When is it acceptable for a PR person to dictate to a journalist what questions he or she may or may not pose to a client? That is just what happened this week when the publicist for Brian Williams’ famous-in-her-own-right daughter Allison blasted an email to journalists planning to cover Ms. Williams’ appearance at a Michael Kors event in New York’s Soho (tonight). Here’s the request from the unnamed PR pro as reported in the New York Observer:
“Please note that Allison Williams will only be answering questions pertaining to Michael Kors, fashion and Girls. We request that no questions about her personal life be asked,” the email blast said, preemptively informing reporters who hadn’t RSVPd what they can ask on a red carpet they hadn’t agreed to cover.”
Hollywood’s top publicists have long enjoyed the ability to dictate the terms of an interview, kill photos not to their liking, and even hand-select the journalist they’d like to report the story…all in exchange for client access. As we go from A-list to B-list to C-list, the ability to “manage” these interview terms decreases commensurately.

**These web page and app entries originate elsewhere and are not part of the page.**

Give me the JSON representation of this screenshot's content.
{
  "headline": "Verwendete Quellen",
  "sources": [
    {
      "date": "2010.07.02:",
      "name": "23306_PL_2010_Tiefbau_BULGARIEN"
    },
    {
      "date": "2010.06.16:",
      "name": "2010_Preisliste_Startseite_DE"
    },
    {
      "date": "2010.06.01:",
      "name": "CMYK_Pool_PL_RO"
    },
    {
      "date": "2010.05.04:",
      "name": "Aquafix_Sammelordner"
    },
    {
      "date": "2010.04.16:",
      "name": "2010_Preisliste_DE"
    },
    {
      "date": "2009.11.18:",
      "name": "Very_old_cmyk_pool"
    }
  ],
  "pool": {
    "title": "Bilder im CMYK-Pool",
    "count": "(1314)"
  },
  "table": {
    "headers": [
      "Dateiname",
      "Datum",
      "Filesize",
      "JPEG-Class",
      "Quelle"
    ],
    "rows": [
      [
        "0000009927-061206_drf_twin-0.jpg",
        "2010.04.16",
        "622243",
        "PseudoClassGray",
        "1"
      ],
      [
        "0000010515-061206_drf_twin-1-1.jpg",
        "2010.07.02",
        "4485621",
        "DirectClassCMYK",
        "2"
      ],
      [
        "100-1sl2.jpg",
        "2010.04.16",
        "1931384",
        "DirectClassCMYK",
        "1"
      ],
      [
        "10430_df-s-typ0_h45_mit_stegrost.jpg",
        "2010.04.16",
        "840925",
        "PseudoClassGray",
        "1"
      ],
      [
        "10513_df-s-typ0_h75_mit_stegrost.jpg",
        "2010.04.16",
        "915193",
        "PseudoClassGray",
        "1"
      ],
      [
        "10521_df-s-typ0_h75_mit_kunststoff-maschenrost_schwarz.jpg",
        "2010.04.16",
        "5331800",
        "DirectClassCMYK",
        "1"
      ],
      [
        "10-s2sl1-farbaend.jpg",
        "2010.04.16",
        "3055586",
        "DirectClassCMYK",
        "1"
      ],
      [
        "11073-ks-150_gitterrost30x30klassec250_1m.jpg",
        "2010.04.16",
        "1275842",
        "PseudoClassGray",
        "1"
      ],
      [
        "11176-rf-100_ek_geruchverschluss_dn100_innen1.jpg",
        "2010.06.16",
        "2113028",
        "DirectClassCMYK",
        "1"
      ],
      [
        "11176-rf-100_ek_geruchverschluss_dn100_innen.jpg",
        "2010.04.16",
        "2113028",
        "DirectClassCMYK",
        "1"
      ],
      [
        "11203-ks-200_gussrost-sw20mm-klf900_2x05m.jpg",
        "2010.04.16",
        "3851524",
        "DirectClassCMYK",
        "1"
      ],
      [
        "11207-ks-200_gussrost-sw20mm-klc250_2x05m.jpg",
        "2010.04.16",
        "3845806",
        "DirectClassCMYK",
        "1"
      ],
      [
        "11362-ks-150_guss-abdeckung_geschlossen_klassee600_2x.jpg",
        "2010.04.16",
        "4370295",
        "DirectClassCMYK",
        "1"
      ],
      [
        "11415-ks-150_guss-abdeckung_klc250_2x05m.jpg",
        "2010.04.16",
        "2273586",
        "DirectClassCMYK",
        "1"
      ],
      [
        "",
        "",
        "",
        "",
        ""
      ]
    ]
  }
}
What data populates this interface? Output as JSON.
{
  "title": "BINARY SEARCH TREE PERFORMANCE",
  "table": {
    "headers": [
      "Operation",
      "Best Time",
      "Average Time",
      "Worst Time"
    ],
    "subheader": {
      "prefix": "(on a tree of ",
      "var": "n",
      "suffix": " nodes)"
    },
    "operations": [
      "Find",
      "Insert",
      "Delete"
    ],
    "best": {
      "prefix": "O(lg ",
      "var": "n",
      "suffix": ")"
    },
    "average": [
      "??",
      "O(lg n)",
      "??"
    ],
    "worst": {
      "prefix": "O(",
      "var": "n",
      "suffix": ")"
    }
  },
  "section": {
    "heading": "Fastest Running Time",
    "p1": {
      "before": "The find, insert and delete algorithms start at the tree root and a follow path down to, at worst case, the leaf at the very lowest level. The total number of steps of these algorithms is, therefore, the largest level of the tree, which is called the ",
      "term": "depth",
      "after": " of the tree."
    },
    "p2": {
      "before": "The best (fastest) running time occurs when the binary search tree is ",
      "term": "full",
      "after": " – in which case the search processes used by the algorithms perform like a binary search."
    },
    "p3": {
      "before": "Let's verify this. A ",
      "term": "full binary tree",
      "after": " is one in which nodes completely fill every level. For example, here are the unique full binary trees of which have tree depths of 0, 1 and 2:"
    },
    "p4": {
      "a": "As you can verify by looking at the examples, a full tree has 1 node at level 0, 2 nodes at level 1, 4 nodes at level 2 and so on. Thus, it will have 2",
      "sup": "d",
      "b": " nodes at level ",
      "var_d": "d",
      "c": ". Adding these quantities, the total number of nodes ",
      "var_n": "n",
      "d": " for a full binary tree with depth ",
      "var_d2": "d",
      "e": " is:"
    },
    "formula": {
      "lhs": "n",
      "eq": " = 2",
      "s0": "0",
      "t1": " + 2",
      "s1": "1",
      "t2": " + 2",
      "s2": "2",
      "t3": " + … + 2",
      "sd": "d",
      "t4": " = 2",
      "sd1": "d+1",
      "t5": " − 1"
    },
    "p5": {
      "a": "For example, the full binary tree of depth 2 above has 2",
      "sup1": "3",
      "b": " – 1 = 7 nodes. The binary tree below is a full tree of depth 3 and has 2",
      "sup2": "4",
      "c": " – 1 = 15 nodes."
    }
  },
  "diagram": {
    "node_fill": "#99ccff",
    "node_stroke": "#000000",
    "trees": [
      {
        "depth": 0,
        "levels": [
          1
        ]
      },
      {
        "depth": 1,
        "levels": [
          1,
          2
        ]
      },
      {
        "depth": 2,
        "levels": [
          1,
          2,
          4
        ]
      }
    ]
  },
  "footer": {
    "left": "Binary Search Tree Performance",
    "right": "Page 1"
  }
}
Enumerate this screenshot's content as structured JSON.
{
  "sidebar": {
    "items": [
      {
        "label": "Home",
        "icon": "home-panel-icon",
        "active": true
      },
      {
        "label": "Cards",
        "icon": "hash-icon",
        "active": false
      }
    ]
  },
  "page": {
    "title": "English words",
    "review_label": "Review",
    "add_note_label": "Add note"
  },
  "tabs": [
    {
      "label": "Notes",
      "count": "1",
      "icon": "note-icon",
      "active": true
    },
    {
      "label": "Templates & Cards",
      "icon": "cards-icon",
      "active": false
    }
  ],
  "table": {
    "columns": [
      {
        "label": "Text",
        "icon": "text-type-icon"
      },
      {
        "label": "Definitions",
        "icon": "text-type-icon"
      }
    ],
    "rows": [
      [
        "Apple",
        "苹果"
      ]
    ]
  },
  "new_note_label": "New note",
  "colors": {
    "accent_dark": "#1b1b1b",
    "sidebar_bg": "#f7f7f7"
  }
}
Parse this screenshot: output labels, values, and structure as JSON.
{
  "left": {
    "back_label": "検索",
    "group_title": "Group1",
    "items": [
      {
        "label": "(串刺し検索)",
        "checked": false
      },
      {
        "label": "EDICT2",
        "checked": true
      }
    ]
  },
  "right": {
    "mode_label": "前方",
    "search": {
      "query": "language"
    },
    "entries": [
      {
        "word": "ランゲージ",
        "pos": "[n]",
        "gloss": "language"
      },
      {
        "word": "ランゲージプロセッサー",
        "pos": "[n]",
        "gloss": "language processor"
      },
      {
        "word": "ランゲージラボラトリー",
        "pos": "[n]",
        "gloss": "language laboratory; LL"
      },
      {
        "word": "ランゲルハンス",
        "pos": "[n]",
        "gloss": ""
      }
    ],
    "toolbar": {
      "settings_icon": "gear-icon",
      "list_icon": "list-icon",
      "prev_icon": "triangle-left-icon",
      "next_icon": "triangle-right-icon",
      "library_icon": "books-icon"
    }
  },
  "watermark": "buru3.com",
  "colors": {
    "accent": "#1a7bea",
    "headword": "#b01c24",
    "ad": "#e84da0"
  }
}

Personally, I have issues with telling reporters how to do their jobs. Sure, we can suggest topics to explore and even point out questions the interviewee may not be comfortable answering. But I always believed that the primary onus is on the interviewee to deftly deflect a question he or she does not wish to answer. And there are many tried and true techniques for doing so (if one can get the A-lister to submit to them).
Still, pre-conditioned A-list access is no guarantee that the reporter won’t break the rules – especially if the interview takes place on live television. I had the good fortune to work with HSH Prince Albert of Monaco and his sister HSH Princess Stephanie for the launch of the Princess Grace Foundation.
We secured their first-ever U.S. TV appearances on both NBC “Today” and ABC’s “Good Morning America,” which were as fiercely competitive back then as they are today. We got around the issue by giving “Today” the “first” interview, albeit as a taped segment to air in the show’s first hour, and “GMA” the first live slot airing in the second hour. Both promised not to delve into Prince Albert’s personal life, which, as you may remember, was quite colorful.
Both agreed to limit their questioning to the new Foundation and the memory of Princess Grace. Sure enough, two minutes into the GMA piece, the host started to ask Prince Albert about his social life. Groan. The Prince handled it, well, like a Prince, but this PR person was mortified. And it didn’t help matters when the next day the executive producer of NBC “Today” dashed over a personal note chastising me for trusting GMA.